Early this summer, 45 people had reached the Everest peak on one day. And some of them were not just scaling the highest peak; they were doing other things that brought them mention in record books. One mountaineering couple tied the nuptials knot on Everest. A helicopter pilot landed on the summit with his flying machine. There is always a competition these days on racing through the climb in less than a day; youngsters in their teens have been reaching the peak. Some of the more brash ones attempt to do the to- and fro-Everest run without the help of oxygen.
The Himalayas have become a big tourist magnet. Last year, nearly 400,000 visitors had arrived there. (The number may be less this year, not for lack of enthusiasm among people but because of the political uncertainty in Nepal). People pay up to $65000 for a guided “tour” of Everest. It is not uncommon to see the Base Camp for an Everest expedition crowded with 1000 people. To accommodate that number hundreds of tents are pitched, as are places for food and drink and other necessities. The garbage left after the consumption of items makes a small mountain of its own.
Luckily, the authorities in Nepal are quite alive to the problem posed by “Himalayan tourism”. The government allows an expedition only after it has paid a deposit, which is returned only after the team members have brought back their litter. Porters who accompany expeditions are offered incentives for filling their empty bags with mountain litter. People are now more conscious about garbage and try not to leave it on the Himalayas. A cleaner Himalayan area will perhaps bring more tourists who, after all, do contribute to the local economy. Tourism helps business and creates jobs; just what Nepal needs most.
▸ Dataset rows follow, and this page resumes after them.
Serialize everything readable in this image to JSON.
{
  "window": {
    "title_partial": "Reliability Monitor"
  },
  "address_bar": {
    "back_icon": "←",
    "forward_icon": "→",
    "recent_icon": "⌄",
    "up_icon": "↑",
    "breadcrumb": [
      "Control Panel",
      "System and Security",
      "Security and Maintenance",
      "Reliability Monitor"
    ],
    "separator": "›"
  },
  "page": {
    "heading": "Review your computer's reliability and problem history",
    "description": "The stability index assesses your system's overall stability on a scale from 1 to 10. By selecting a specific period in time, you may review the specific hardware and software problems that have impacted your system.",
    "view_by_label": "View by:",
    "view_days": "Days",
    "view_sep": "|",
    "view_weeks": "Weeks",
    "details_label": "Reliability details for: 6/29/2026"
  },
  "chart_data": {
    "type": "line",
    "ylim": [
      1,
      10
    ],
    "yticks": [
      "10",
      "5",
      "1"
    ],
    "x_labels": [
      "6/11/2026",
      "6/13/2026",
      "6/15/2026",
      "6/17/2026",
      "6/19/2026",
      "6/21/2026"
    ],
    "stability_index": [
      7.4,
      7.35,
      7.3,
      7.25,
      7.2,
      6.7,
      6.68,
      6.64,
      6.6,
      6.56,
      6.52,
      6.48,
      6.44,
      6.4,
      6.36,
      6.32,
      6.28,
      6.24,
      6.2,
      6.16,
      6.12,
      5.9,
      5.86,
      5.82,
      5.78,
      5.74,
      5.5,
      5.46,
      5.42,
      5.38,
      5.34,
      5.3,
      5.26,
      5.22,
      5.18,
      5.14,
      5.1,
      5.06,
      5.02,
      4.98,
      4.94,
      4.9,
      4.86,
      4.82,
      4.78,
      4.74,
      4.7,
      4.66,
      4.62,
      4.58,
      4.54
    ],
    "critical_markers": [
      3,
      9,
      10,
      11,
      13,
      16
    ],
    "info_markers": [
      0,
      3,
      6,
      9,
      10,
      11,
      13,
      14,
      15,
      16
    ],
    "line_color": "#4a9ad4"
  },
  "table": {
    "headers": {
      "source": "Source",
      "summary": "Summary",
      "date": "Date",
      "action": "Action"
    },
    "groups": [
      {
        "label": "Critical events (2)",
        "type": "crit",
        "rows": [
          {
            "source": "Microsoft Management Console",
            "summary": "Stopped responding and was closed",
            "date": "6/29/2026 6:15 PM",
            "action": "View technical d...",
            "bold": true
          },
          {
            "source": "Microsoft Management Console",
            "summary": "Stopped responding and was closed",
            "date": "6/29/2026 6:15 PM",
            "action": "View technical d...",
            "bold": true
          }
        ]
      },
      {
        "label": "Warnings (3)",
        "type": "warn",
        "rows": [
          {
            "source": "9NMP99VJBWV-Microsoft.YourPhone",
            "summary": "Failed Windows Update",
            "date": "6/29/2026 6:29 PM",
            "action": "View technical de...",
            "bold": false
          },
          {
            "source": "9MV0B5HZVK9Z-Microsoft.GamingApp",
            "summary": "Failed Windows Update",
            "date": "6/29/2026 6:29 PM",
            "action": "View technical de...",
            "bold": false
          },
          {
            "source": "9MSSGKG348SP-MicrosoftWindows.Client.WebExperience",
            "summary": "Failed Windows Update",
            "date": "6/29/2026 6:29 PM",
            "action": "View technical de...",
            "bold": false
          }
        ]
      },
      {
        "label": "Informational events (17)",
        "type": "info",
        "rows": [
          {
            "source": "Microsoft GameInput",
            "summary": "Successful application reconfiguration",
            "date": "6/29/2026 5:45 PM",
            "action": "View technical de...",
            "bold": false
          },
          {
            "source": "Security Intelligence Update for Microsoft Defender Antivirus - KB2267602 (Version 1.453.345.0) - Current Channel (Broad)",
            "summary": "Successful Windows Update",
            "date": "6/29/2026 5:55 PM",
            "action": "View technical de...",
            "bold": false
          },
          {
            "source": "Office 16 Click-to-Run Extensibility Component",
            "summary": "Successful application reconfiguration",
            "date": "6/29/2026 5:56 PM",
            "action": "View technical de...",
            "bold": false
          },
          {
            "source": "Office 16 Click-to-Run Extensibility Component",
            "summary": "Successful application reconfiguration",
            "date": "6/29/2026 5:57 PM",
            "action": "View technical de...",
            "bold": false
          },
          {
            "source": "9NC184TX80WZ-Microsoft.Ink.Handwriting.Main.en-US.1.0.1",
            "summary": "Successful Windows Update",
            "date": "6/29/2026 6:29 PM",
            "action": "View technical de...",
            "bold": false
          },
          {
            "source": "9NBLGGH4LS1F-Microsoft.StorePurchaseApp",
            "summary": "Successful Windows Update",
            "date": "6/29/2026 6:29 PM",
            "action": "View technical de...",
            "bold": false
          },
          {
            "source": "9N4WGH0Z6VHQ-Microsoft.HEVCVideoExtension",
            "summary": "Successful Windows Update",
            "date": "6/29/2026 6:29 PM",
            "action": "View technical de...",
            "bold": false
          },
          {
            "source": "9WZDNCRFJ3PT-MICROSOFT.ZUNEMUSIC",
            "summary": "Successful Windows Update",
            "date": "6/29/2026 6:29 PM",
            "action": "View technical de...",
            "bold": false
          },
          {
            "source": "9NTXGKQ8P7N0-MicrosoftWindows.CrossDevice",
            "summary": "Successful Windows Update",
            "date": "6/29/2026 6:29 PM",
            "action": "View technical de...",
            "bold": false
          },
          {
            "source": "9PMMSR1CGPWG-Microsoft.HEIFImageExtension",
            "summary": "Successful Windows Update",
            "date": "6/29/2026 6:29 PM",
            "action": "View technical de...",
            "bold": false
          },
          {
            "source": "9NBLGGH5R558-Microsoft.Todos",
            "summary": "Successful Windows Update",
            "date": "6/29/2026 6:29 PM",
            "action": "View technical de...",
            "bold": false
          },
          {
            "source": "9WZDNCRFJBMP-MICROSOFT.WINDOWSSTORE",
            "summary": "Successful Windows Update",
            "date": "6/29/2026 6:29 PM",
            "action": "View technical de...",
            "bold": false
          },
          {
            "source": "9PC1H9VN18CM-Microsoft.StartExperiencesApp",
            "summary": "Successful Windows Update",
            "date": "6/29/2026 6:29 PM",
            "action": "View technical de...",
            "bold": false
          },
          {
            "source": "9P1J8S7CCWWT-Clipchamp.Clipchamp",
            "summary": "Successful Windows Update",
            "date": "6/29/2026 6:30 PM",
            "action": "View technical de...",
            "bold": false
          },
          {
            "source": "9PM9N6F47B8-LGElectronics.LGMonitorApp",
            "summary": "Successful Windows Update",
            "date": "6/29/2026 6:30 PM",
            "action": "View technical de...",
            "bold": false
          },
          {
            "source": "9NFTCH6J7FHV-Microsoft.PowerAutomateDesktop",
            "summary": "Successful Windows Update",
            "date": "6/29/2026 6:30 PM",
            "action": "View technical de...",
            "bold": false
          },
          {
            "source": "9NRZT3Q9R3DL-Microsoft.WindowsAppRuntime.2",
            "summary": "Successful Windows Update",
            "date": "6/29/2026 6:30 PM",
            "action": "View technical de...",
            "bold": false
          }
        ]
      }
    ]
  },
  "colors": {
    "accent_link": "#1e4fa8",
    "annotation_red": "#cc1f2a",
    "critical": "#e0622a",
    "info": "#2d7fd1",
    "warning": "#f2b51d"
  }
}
The clean up efforts in the Himalayas are said to be making an impact. The Royal Nepalese government has been persuading climbers–with some success– to use metal containers and utensils which can be brought down rather than crushed and left as the plastic or glass ones are. But the “guilty” persons are actually the large number of Himalayan tourists, not the serious climbers. Clearly there can be no let up in maintaining vigilance against spreading garbage on the “roof” of the world for the sake of survival of over two billion people.